As we had suggested in the MoneySense Best ETFs for 2019, the One Ticket Asset Allocation ETFs are a game changer. An investor can enter 4 letters and purchase a well diversified and re-balanced portfolio at the risk level of choice.
There’s really no reason to hold high fee mutual funds. You can access a well rounded, globally diversified investment portfolio with annual fees in the range of .20-25%. For many there’s really no reason to pay an advisor on an ongoing basis. Of course you should make sure that you know ‘what goes where’ with respect to RRSP vs TFSA vs taxable accounts. You should have that all-important financial plan.
These Asset Allocation Portfolios are putting serious pressure on Canadian mutual fund providers and are contributing to the ongoing trend where we see Exchange Traded Funds (ETFs) outselling mutual funds. Larry Bates the author of Beat The Bank offered this on Twitter.
And here’s the article link that details how CI Financial stock sinks as mutual fund giant struggles with redemptions. From that article …
CI reported net redemptions of $2.47-billion in the second quarter, meaning investors are pulling more money from the company’s funds than they are putting in. The results extended CI’s streak of net redemptions to seven straight quarters, totalling $15.4-billion since the fourth quarter of 2017.
The article went on to state that CI’s share price has fallen by 50% after peaking in 2014. On investment companies not getting with the program I had offered.
Perhaps some of those monies from redemptions ended up in Vanguard’s Asset Allocation Portfolios.
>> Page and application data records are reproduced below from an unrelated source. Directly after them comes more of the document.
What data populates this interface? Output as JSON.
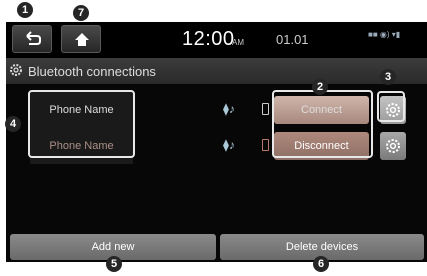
{
  "topbar": {
    "time": "12:00",
    "ampm": "AM",
    "date": "01.01",
    "status_text": "■■ ◉) ▾▮"
  },
  "title": "Bluetooth connections",
  "devices": [
    {
      "name": "Phone Name",
      "action": "Connect"
    },
    {
      "name": "Phone Name",
      "action": "Disconnect"
    }
  ],
  "bottom": {
    "add_label": "Add new",
    "delete_label": "Delete devices"
  },
  "icons": {
    "back": "back-icon",
    "home": "home-icon",
    "settings": "settings-gear-icon",
    "music": "music-note-icon",
    "phone": "phone-icon"
  },
  "markers": [
    "1",
    "2",
    "3",
    "4",
    "5",
    "6",
    "7"
  ],
  "colors": {
    "screen_bg": "#070707",
    "button_brown": "#a7887d",
    "marker_bg": "#262626"
  }
}
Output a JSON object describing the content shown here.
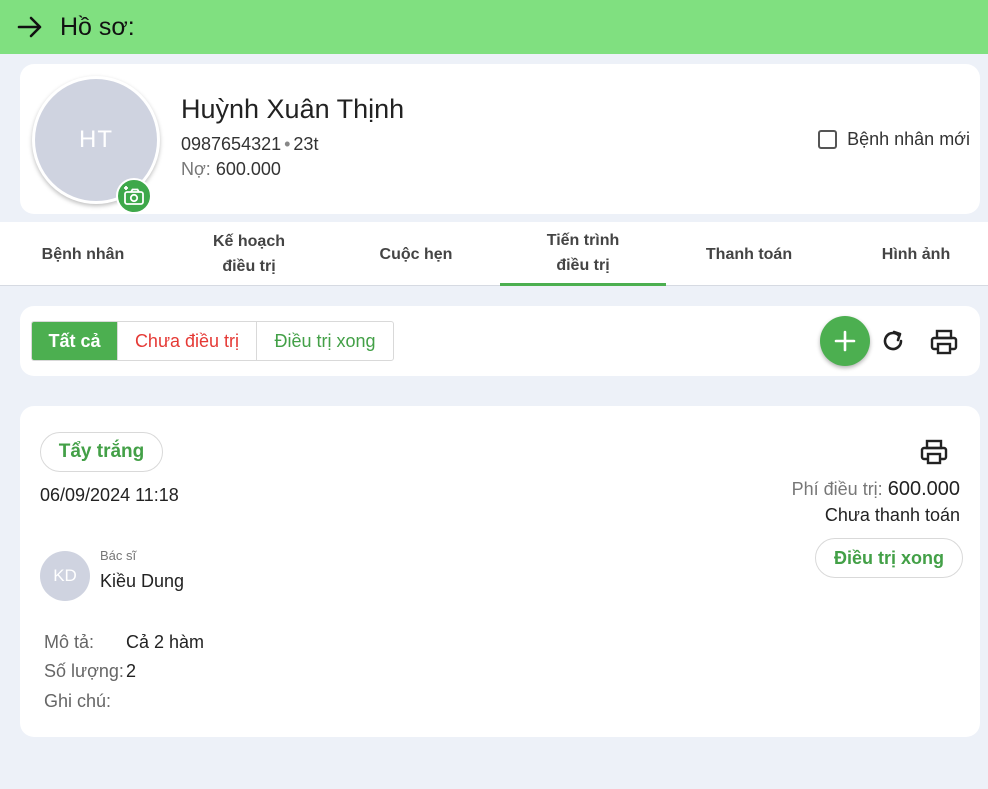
{
  "header": {
    "title": "Hồ sơ:",
    "back_icon": "arrow-right-icon"
  },
  "patient": {
    "initials": "HT",
    "name": "Huỳnh Xuân Thịnh",
    "phone": "0987654321",
    "separator": "•",
    "age": "23t",
    "debt_label": "Nợ:",
    "debt_value": "600.000",
    "new_patient_label": "Bệnh nhân mới"
  },
  "tabs": [
    {
      "line1": "Bệnh nhân",
      "line2": ""
    },
    {
      "line1": "Kế hoạch",
      "line2": "điều trị"
    },
    {
      "line1": "Cuộc hẹn",
      "line2": ""
    },
    {
      "line1": "Tiến trình",
      "line2": "điều trị"
    },
    {
      "line1": "Thanh toán",
      "line2": ""
    },
    {
      "line1": "Hình ảnh",
      "line2": ""
    }
  ],
  "filters": {
    "all": "Tất cả",
    "pending": "Chưa điều trị",
    "done": "Điều trị xong"
  },
  "treatment": {
    "tag": "Tẩy trắng",
    "datetime": "06/09/2024 11:18",
    "fee_label": "Phí điều trị:",
    "fee_value": "600.000",
    "payment_status": "Chưa thanh toán",
    "done_button": "Điều trị xong",
    "doctor_initials": "KD",
    "doctor_label": "Bác sĩ",
    "doctor_name": "Kiều Dung",
    "desc_label": "Mô tả:",
    "desc_value": "Cả 2 hàm",
    "qty_label": "Số lượng:",
    "qty_value": "2",
    "note_label": "Ghi chú:",
    "note_value": ""
  },
  "colors": {
    "header_bg": "#80e080",
    "accent": "#4caf50",
    "danger": "#e53935"
  }
}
My friends at Vanguard tell me that they’ve seen an incredible $1 billion of net new monies added to the funds in 2019. If we do the quick math on assets to end of June, we see about $1.9 billion of assets AUM in those funds. The majority of those monies are in the Balanced and Balanced Growth models.
- Conservative Income Portfolio 55.9 million
- Conservative Portfolio 220.1 million
- Balanced Portfolio 675.3 million
- Growth Portfolio 845.1 million
- All-Equity Portfolio 99.7 million
Vanguard Is Not The Only One Ticket Portfolio Solution
BMO the bank that is all things ETF on the investment front also offers asset allocation portfolios and they’ve been very busy promoting those offerings with online advertising (they follow me around the web, ha).
It appears that those 3 funds have attracted about $73 million.
BlackRock’s iShares is also into the One Ticket game. Here’s a link to their XBAL Balanced Fund and their XGRO Balanced Growth Fund. They had been in the One Ticket arena for quite some time; those portfolios were cleaned up and offered with lower fees in December 2018. There is $336 million in those 2 funds.
And while I would not invest in a behind-the-times mutual fund provider I do like investing in a positive and undeniable trend. I hold BlackRock as a pick and it is doing well. Here’s BlackRock BLK vs the S&P 500, chart courtesy of portfoliovisualizer. com
Asset Allocation Portfolios – That’s the Ticket
Robb Engen of Boomer and Echo wonders that given the poor performance record of investors, perhaps many should just pack it in. When Investment Returns Are So Bad, They Make GICs Look Good. The stats are real and the trend is acknowledged but we also know that index investors are better at it compared to those ill-advised mutual fund investors. The new trend is better low fee investments to go along with that better investor behaviour.
Mark Seed of myownadvisor offered that he prefers Financial Independence Work On Own Terms FIWOOT. That’s in response to the FIRE Financial Independence Retire Early movement that is usually lead by bloggers who claim to be ‘Retired’ but work tirelessly on their blogs and are supported by their blog income. Not so retired perhaps, but selling the dream.
On Findependence Hub, Ian Moyer offers a guest post detailing Cascade’s retirement planning tool. I have taken that for a spin, and it is more than interesting. This might be a great resource for self directed investors and planners. The most common investment mistakes might take place in the harvesting of retirement assets.
milliondollarjourney asks Can You Have Too Much RRSP?
Rob at Passive Canadian Income offers his July dividend update.
GenYmoney offered a net worth update.
And from The Financial Post another investor is hit with some severe TFSA over contribution penalties. Be careful out there with your TFSA accounts. Contact the CRA when in doubt but keep in mind that they do not have records for your current year.
Thanks for reading. Please share this post to help more Canadians find those wonderful one ticket asset allocation ETFs and other sensible low fee investment solutions.
And certainly it should be acknowledged that while most of CI’s eggs are in the mutual fund basket they are now a majority owner of Canadian Robo Advisor WealthBar and have some exposure to the ETF space by way of First Asset Investment Management.
Have a great weekend, your comments and questions are more than welcome.